:: Your task ::
Each line of the data holding "ficheros" should be found and copied.

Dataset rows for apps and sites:
= = = = = = =

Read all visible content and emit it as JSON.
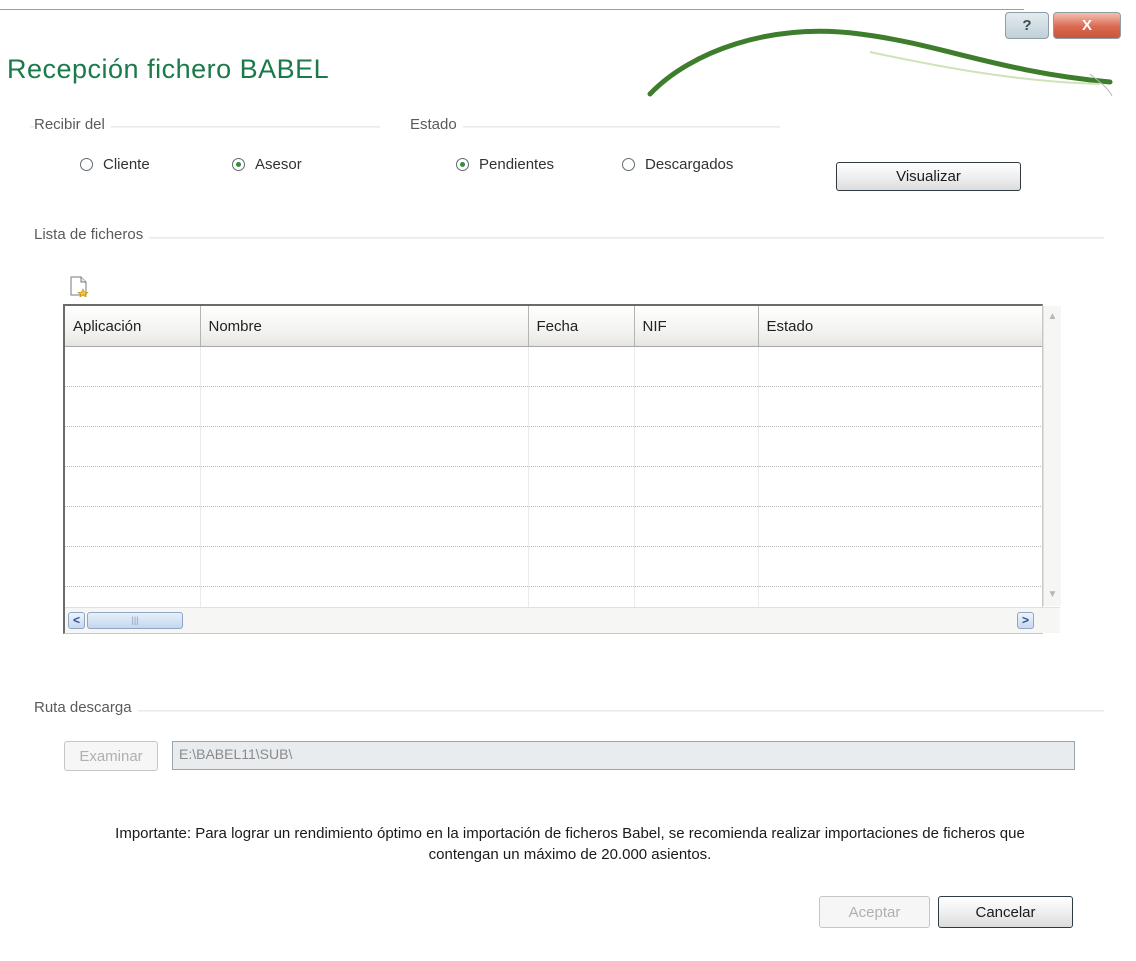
{
  "window": {
    "title": "Recepción fichero BABEL",
    "help_label": "?",
    "close_label": "X"
  },
  "recibir": {
    "label": "Recibir del",
    "options": [
      {
        "label": "Cliente",
        "checked": false
      },
      {
        "label": "Asesor",
        "checked": true
      }
    ]
  },
  "estado": {
    "label": "Estado",
    "options": [
      {
        "label": "Pendientes",
        "checked": true
      },
      {
        "label": "Descargados",
        "checked": false
      }
    ]
  },
  "visualizar_label": "Visualizar",
  "lista": {
    "label": "Lista de ficheros",
    "toolbar_icon": "new-document-icon",
    "columns": [
      "Aplicación",
      "Nombre",
      "Fecha",
      "NIF",
      "Estado"
    ],
    "rows": []
  },
  "ruta": {
    "label": "Ruta descarga",
    "examinar_label": "Examinar",
    "path_value": "E:\\BABEL11\\SUB\\"
  },
  "notice": {
    "line1": "Importante: Para lograr un rendimiento óptimo en la importación de ficheros Babel, se recomienda realizar importaciones de ficheros que",
    "line2": "contengan un máximo de 20.000 asientos."
  },
  "footer": {
    "aceptar_label": "Aceptar",
    "cancelar_label": "Cancelar"
  },
  "colors": {
    "title_green": "#1a7a4a",
    "radio_dot_green": "#3a8a3a",
    "close_red": "#d9694f"
  }
}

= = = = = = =

:: Expected output ::
    "label": "Lista de ficheros",
    "line1": "Importante: Para lograr un rendimiento óptimo en la importación de ficheros Babel, se recomienda realizar importaciones de ficheros que",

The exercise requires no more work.